Giving people a voice in county government
I was born in the Oakhill Jackson neighborhood on the southeast side of Cedar Rapids. I was raised at first by a single teen mother, before going on to live with a single grandmother after my mother was murdered while visiting New York. Growing up in government subsidized housing, watching my grandmother struggle to make the ends meet, really shaped who I am today and how I view the role of government. I was not alone in my struggle, but rather, I was one of many.
It seemed like everyone in my neighborhood and everyone who looked like me was dealing with a similar set of problems. Most families in my neighborhood qualified for welfare benefits because they lived beneath the federally-defined poverty line. No one felt like they had a seat at the table. No one believed their voice mattered. I’m running for office because I know there are thousands of people in this county who need a voice. There are thousands of people in this county whose perspective has been missing when it comes to the decisions that impact their daily lives.
There are challenges ahead, but there are also opportunities. In this upcoming election, we have the chance to bring energy and a new perspective to the county board. We can push our board to play a greater role in the economic development of our cities and towns, while also expanding the social safety net for the most vulnerable in our society. We can help mitigate some of the problems associated with Governor Branstad’s move to privatize Medicaid. We can make a serious effort to reduce poverty in this county, which affects residents living in both rural and metropolitan communities.

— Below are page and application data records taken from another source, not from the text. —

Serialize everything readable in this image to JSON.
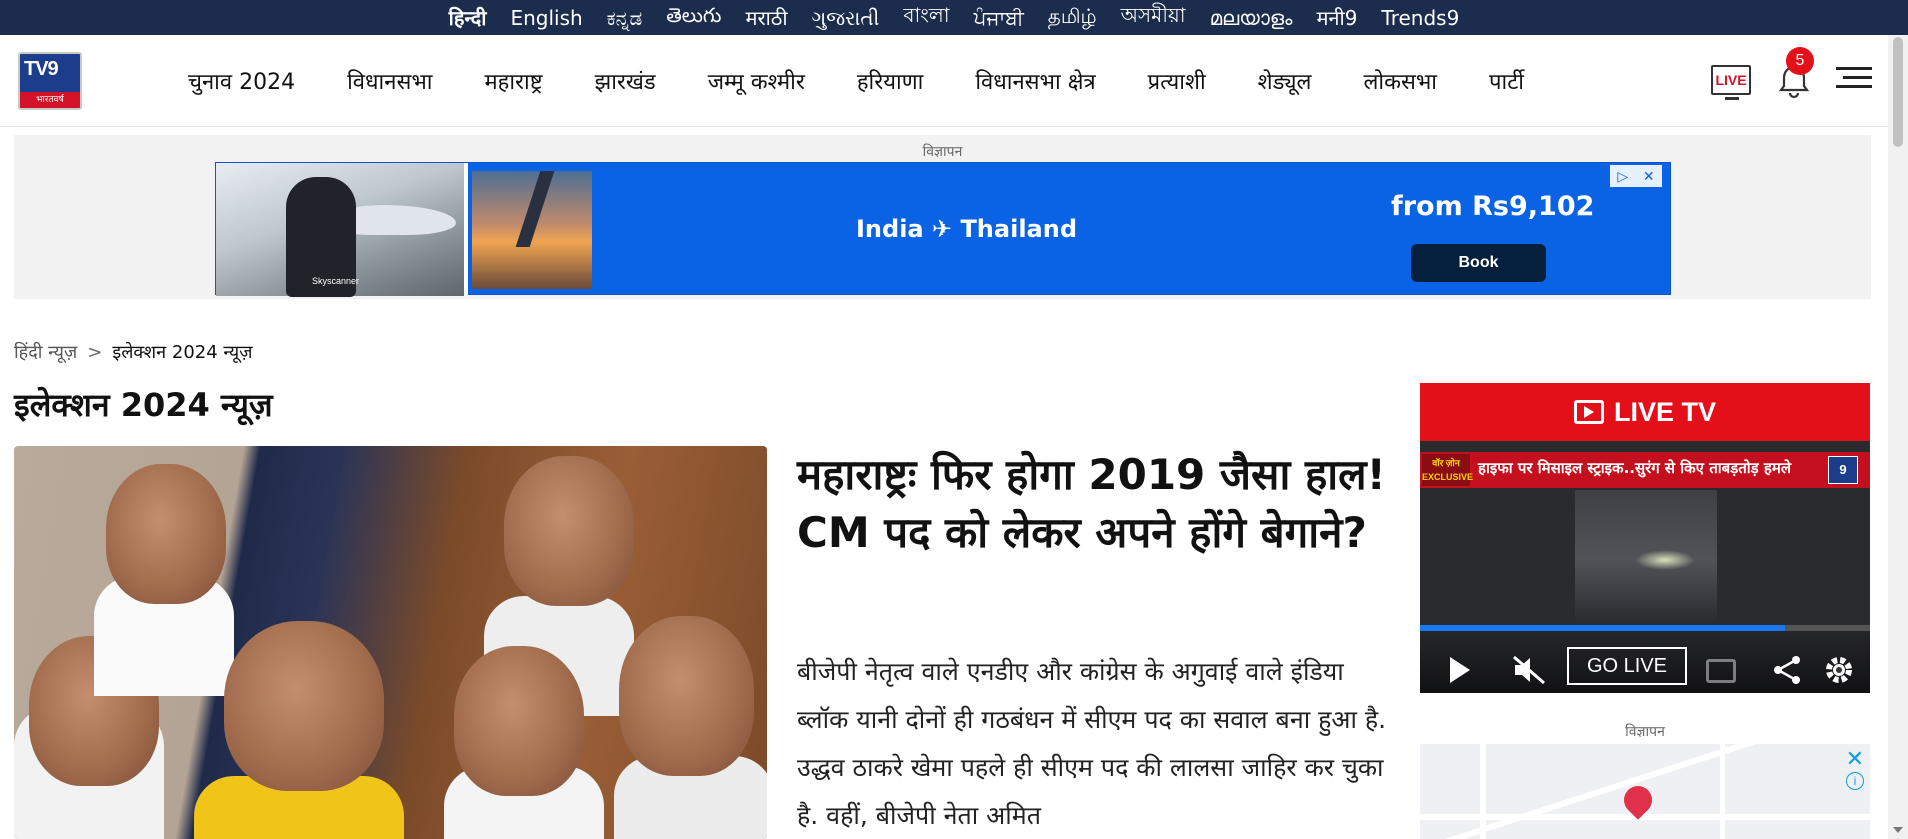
{
  "languages": [
    {
      "label": "हिन्दी",
      "active": true
    },
    {
      "label": "English"
    },
    {
      "label": "ಕನ್ನಡ"
    },
    {
      "label": "తెలుగు"
    },
    {
      "label": "मराठी"
    },
    {
      "label": "ગુજરાતી"
    },
    {
      "label": "বাংলা"
    },
    {
      "label": "ਪੰਜਾਬੀ"
    },
    {
      "label": "தமிழ்"
    },
    {
      "label": "অসমীয়া"
    },
    {
      "label": "മലയാളം"
    },
    {
      "label": "मनी9"
    },
    {
      "label": "Trends9"
    }
  ],
  "header": {
    "logo_text": "TV9",
    "logo_sub": "भारतवर्ष",
    "nav": [
      "चुनाव 2024",
      "विधानसभा",
      "महाराष्ट्र",
      "झारखंड",
      "जम्मू कश्मीर",
      "हरियाणा",
      "विधानसभा क्षेत्र",
      "प्रत्याशी",
      "शेड्यूल",
      "लोकसभा",
      "पार्टी"
    ],
    "live_label": "LIVE",
    "notification_count": "5"
  },
  "ad_top": {
    "label": "विज्ञापन",
    "route": "India ✈ Thailand",
    "price": "from Rs9,102",
    "cta": "Book",
    "brand": "Skyscanner"
  },
  "breadcrumb": {
    "home": "हिंदी न्यूज़",
    "separator": ">",
    "current": "इलेक्शन 2024 न्यूज़"
  },
  "page_title": "इलेक्शन 2024 न्यूज़",
  "hero": {
    "headline": "महाराष्ट्रः फिर होगा 2019 जैसा हाल! CM पद को लेकर अपने होंगे बेगाने?",
    "summary": "बीजेपी नेतृत्व वाले एनडीए और कांग्रेस के अगुवाई वाले इंडिया ब्लॉक यानी दोनों ही गठबंधन में सीएम पद का सवाल बना हुआ है. उद्धव ठाकरे खेमा पहले ही सीएम पद की लालसा जाहिर कर चुका है. वहीं, बीजेपी नेता अमित"
  },
  "live_tv": {
    "title": "LIVE TV",
    "ticker_tag": "वॉर ज़ोन EXCLUSIVE",
    "ticker_text": "हाइफा पर मिसाइल स्ट्राइक..सुरंग से किए ताबड़तोड़ हमले",
    "go_live": "GO LIVE",
    "progress": 0.81
  },
  "ad_side": {
    "label": "विज्ञापन",
    "close": "✕",
    "info": "i"
  }
}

And as we begin to rebuild from the second large-scale flood in just eight years, we have another opportunity to show the rest of the state what it means for local government to work together with residents in times of disaster. We can show them what it means to never give up. Despite what is happening at the national level, I believe our politics can bring out the best in us and that local government can bring about meaningful change.
The job of an elected official is to help as many people as possible and solve problems on behalf of their constituents. I’ve spent my entire life in service to others whether it was starting a non-profit organization to keep at-risk youth on track to graduate, or running summer camps for the children of deployed men and women on military bases across Europe. I’ve solved problems my entire life, helping jump-start America’s economy by working for a member on the President’s Council for Jobs & Competiveness or Co-Chairing the Safe, Equitable, and Thriving Communities Task Force.
I am answering my next call to service and I hope you’ll join me. I hope to earn your vote in November, and I look forward to the honor and privilege of serving as your next supervisor on the county board.
• More information: stacey@WalkerForSupervisor.com; www.WalkerForSupervisor.com; Twitter: @Swalker06